Recommended: Children of the Underground on FX
What's Children of the Underground About?
After the courts send her own daughter back to her abusive father, Faye Yager begins an underground railroad to help mothers and their kids get away from the men who harm them.
Why (and to whom) do we recommend it?
Children of the Underground is infuriating in all the best ways. At first it stokes outrage by persuasively demonstrating that because of America's family court system, abused children often need a network like Yager's to protect them from their predatory relatives. The interviews with the women and children who used her underground railroad only soildify this argument, alongside court documents that show how judges and attorneys overlook or mishandl evidence of mistreatment.

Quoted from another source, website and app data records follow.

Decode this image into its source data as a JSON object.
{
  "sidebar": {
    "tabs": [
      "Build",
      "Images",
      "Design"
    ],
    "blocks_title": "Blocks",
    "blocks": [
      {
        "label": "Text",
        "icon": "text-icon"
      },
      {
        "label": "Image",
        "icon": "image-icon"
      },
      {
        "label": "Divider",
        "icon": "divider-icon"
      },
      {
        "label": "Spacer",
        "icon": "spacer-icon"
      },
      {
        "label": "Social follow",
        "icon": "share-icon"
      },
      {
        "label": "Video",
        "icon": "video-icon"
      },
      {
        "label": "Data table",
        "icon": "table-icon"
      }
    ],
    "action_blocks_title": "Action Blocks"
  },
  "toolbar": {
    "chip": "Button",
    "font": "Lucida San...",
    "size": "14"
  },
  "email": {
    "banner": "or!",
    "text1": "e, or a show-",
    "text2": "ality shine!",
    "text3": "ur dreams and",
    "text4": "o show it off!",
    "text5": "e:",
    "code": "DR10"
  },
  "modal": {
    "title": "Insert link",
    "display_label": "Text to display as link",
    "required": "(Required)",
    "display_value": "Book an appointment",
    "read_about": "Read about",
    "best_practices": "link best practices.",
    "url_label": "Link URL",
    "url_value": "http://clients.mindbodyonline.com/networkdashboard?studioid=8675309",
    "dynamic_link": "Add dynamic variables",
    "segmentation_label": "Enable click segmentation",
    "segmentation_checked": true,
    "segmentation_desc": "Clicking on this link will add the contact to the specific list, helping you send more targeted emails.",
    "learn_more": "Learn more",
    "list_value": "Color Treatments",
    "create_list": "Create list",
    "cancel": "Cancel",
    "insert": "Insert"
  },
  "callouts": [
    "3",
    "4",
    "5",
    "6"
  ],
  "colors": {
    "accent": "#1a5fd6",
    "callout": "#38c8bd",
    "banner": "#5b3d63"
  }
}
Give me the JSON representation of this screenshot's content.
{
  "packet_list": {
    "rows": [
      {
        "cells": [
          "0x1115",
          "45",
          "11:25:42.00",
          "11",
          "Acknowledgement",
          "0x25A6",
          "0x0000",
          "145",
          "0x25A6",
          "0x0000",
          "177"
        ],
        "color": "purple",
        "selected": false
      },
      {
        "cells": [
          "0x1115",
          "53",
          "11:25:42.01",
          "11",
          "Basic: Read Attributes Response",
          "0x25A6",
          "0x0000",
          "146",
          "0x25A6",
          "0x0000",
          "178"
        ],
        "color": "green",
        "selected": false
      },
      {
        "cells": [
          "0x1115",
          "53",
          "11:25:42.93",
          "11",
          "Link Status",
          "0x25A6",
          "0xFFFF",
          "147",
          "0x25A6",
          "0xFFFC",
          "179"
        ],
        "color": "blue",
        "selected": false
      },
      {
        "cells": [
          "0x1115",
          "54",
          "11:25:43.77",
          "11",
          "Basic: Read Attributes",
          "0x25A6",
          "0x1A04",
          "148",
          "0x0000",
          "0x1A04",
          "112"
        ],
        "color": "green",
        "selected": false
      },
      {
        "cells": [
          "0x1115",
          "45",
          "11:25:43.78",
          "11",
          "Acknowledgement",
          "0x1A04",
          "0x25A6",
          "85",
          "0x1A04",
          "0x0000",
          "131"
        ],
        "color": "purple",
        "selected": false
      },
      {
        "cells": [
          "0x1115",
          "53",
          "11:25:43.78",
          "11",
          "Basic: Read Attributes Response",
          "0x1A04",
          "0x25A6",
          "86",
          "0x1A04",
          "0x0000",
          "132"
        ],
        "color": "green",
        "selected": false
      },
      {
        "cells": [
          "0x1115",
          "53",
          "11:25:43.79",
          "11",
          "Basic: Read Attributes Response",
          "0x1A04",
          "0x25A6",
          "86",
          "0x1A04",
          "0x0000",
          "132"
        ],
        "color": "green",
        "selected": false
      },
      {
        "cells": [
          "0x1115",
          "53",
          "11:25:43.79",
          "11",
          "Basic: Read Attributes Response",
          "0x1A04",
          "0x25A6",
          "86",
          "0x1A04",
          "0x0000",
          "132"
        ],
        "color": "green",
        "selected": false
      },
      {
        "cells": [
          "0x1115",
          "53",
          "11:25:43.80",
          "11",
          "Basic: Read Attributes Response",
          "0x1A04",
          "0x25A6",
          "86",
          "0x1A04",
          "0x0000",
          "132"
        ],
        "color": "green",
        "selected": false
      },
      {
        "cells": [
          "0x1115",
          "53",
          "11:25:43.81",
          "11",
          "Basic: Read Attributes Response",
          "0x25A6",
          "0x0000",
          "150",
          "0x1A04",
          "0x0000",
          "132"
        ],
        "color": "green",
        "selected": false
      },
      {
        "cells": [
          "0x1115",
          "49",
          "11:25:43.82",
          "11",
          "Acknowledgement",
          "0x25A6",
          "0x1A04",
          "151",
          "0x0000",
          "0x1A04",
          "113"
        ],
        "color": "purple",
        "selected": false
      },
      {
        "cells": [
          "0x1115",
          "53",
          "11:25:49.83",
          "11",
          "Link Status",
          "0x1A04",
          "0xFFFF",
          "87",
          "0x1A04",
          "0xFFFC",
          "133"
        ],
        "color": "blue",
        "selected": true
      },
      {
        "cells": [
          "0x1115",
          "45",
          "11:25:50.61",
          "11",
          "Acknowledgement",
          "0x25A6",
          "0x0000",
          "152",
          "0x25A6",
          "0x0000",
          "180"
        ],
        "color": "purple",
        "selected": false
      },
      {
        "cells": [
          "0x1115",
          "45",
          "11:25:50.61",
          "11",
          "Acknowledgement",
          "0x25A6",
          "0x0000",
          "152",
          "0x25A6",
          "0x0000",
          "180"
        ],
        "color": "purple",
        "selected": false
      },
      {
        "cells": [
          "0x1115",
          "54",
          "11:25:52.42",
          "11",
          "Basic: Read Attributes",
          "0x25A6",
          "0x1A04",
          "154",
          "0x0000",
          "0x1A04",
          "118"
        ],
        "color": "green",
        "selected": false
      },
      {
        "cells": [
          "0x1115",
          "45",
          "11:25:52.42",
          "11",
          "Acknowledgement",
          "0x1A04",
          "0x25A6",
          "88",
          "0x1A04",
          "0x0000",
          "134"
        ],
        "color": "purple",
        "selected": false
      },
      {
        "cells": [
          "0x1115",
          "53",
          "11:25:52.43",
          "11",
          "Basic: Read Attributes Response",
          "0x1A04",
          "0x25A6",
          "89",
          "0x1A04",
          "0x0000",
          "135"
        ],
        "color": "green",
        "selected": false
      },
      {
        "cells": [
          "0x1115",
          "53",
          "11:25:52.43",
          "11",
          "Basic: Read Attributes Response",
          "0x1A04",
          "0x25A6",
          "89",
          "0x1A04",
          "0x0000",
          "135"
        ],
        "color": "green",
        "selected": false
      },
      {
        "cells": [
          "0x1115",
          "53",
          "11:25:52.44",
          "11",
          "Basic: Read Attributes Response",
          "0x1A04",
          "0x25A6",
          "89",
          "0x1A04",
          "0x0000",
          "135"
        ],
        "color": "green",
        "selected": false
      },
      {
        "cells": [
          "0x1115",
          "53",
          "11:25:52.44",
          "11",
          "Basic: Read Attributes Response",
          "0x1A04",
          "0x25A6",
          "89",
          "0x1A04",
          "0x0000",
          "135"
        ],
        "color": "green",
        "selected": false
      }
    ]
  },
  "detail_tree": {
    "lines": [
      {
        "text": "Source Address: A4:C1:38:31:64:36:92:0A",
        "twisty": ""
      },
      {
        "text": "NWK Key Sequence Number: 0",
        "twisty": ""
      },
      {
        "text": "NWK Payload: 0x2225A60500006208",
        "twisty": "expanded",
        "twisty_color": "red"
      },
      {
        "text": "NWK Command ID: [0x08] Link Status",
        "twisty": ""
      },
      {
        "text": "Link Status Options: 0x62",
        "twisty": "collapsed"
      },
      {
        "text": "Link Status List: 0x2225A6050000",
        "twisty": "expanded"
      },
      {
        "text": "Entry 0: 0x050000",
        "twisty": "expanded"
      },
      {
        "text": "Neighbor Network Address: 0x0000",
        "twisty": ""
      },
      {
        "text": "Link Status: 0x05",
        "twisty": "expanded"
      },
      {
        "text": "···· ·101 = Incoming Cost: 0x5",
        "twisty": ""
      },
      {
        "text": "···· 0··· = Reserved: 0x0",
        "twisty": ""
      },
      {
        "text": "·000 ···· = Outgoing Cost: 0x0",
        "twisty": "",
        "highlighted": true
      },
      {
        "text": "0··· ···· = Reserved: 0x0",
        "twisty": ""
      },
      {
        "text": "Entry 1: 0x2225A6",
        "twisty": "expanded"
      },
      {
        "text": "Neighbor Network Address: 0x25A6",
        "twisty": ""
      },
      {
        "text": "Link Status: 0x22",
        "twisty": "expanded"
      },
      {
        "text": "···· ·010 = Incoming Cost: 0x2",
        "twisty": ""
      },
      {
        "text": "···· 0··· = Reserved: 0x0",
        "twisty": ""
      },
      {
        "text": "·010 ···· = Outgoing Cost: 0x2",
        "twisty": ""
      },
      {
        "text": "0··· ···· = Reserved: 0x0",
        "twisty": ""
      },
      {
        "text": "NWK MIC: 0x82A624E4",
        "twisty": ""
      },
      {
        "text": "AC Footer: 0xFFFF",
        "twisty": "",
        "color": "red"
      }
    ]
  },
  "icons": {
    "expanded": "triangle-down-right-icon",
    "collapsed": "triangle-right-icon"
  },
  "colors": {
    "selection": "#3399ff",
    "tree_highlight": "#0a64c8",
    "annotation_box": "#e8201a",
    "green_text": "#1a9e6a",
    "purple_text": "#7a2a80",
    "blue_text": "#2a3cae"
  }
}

But by episode three, the show scrambles our notion of heroes and villians. We're reminded that while she was helping kids, Yager was also fueling the flames of the "Satanic panic" of the 80s and early 90s, talking to anyone who would listen about ritualized, devil-worshiping abuse that almost certainly didn't happen. It's maddening that someone who did so much good could spout this claptrap.
From there, directors Cowperthwaite and Gesen expertly vacillate between the idea that Yager is a good guy, a bad guy, or some combination of the two. In one moment, she seems to be causing an uproar just to satisfy her own ego, while in others she seems to be a fearless crusader. The last episode, when Yager herself is finally interviewed, only intensifies that ambiguity. In the end, it may be the show's determination to defy our desire for tidy resolutions that makes it so hard to shake.
Pairs well with